So, I left Garland at 5:30AM on Friday, undertaking a drive to Nashville for my grandson’s 5:30PM birthday party. Normally, I can make the trip in 9 to 9.5 hours but since the irresponsible Arkansas Department of Transportation failed to maintain the I-40 bridge across the Mississippi, traffic is now diverted to a tiny 4-lane bridge and backups range from 45 minutes to three hours. We got lucky and only lost an hour of our lives (although, since there were two of us in the car, I suppose that would cumulate in a total loss of two life-hours).
But bitching about someone else’s irresponsibility is not my topic of concern. Knowing I’d be in the car for at least two extended forays between Dallas and Nashville, I started a new Audible book called “Socrates in the City”. It’s actually and audio presentation of several learned speakers who have presented at the impressive New York City “Socrates in the City” gathering based on Socrates’ proclamation that “the unexamined life is not worth living”.

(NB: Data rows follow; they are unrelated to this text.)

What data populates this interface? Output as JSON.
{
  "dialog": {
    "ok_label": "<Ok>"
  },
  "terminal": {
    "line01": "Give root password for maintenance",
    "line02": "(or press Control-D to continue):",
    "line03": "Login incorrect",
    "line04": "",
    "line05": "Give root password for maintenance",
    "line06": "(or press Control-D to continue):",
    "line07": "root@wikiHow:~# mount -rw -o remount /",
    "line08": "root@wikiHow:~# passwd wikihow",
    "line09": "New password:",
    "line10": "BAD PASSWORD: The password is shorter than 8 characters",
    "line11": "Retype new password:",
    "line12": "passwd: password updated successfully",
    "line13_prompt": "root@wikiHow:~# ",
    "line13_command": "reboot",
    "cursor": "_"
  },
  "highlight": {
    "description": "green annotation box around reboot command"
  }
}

The initial speaker was Sir John Polkinghorne, a distinguished quantum physicist (and close collaborator with Stephen Hawkings) who late in life, became an ordained priest in the Anglican Church and now teaches at Cambridge. Yeah, I know what you’re thinking – 1. I never heard of this guy and, 2. why would a highly recognized scientist give up the pursuit of “How” to spend his days searching for “Why”?
But Sir John Polkinghorne, astounding as he may be, is not what I’m writing about either, so you’ll have to listen to the “Socrates in the City” recordings to hear him for yourself. Incidentally, that audio presentation is free to Amazon Prime members.

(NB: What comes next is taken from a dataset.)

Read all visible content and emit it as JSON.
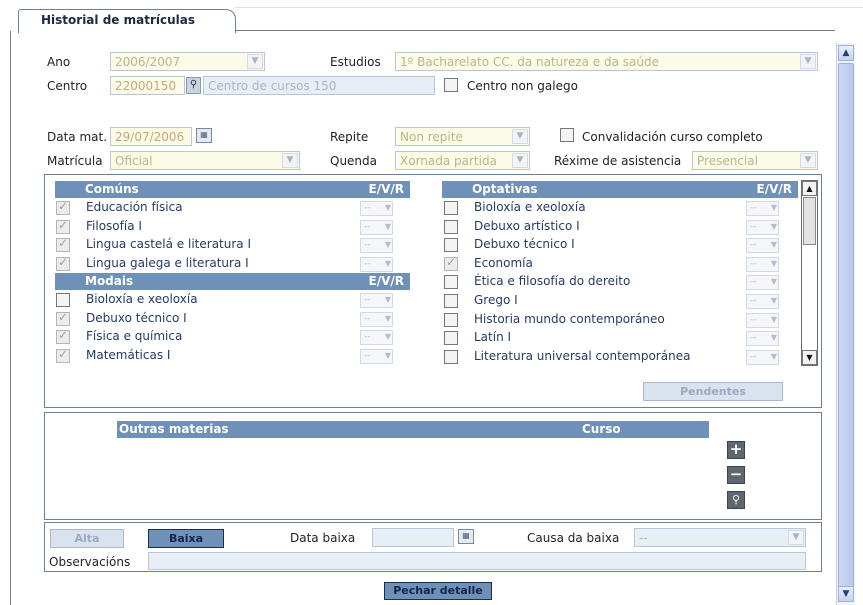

The most thought-provoking presentation I heard was from Chuck Colson. Although he’s well educated and rose to dizzying heights in the federal government, his career ended in total disgrace so I was puzzled why he would be invited to speak to a crowd of New York City thinkers. Surprisingly, it didn’t take long for Mr. Colson to capture my attention and not much longer to capture my imagination. Following is a very abbreviated and occasionally paraphrased version of his thoughts:

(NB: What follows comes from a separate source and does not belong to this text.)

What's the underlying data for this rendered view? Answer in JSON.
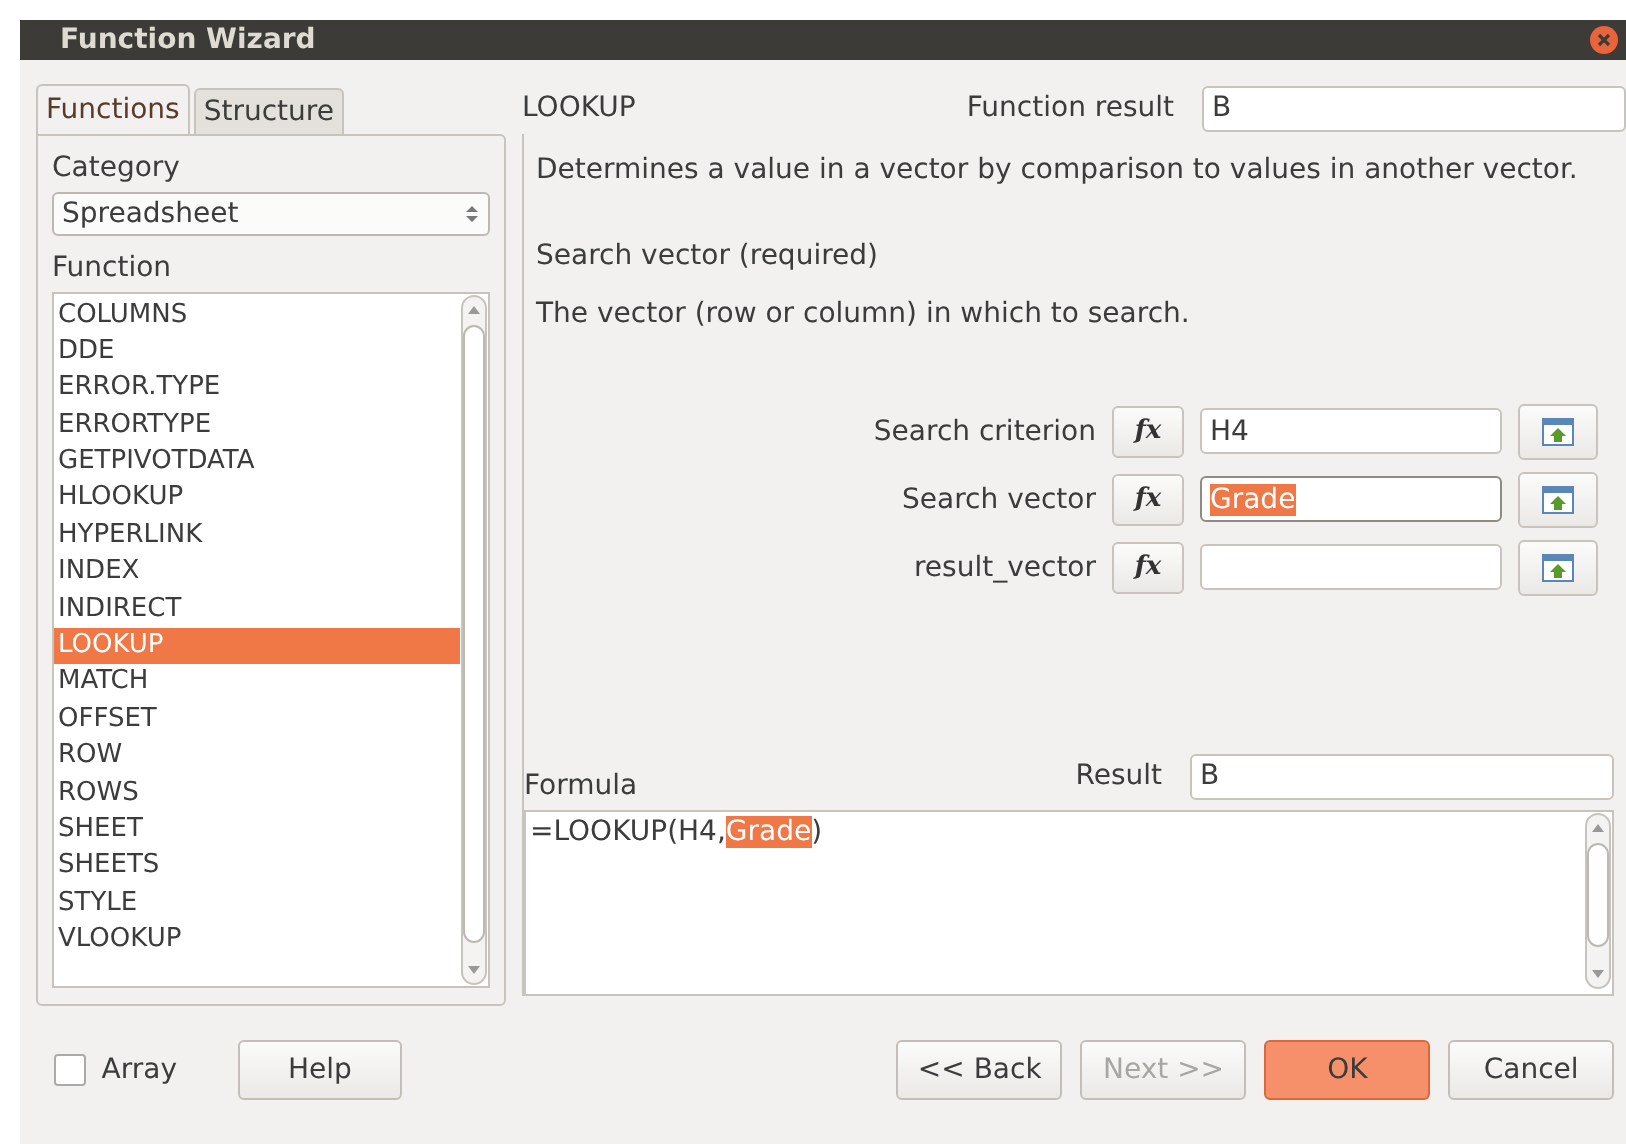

Chuck Colson, 5/24/06 – “The paradox of life is that it never turns out to be what we expect. I sought power and prestige through government service, culminating in an office next to the most powerful man on Earth, only to end up in Federal prison with my career in shambles and my reputation forfeited. I was public enemy number one and I’d lost everything I’d ever worked for. The most dominant thing about prison was the pervasive sense of hopelessness and despair, not just for myself but for every prisoner. What I came to understand though was that suffering is the school of faith. If there is a sovereign Creator, then nothing is meaningless and some of life’s greatest lessons can be learned in the midst of crisis. Alexandr Solzhenitsyn, in Gulag Archipelago, said “Bless you prison, bless you. For lying there on the rotting straw, I came to realize that the object of life is not prosperity as we are made to believe but maturity of the soul.’ I can honestly now say, ‘Thank God for Watergate’ and I would argue that ‘maturity of the soul’ is manifest when other people become more important than ourselves. That’s the most counter-culture statement I’ll make tonight. We live in the midst of a society composed of 280 million “Imperial Selfs”. The reason we cannot get together on political or social questions and that we’re always yelling at each other is that every one of us consider ourselves to be ‘personally autonomous’. That is possibly the most bankrupt worldview in history.”
So, what could all these words of a disgraced crook have to do with Garland MasterMind – how we live our lives and how we pursue our careers? Everything. If the primary thing we’re seeking is happiness, or “personal peace and prosperity” as Francis Schaeffer would put it, then nearly every unexpected encounter is a threat. If, however, we determine to derive our personal value and satisfaction from elevating those around us, what can hold us back? Moreover, if we begin to model this behavior and to replicate it in our workplaces, we might well find ourselves at the forefront of a business and cultural revolution.
“Without the leaders building the tribe, a culture of mediocrity will prevail. Without an inspired tribe, leaders are impotent.”
― Dave Logan, “Tribal Leadership”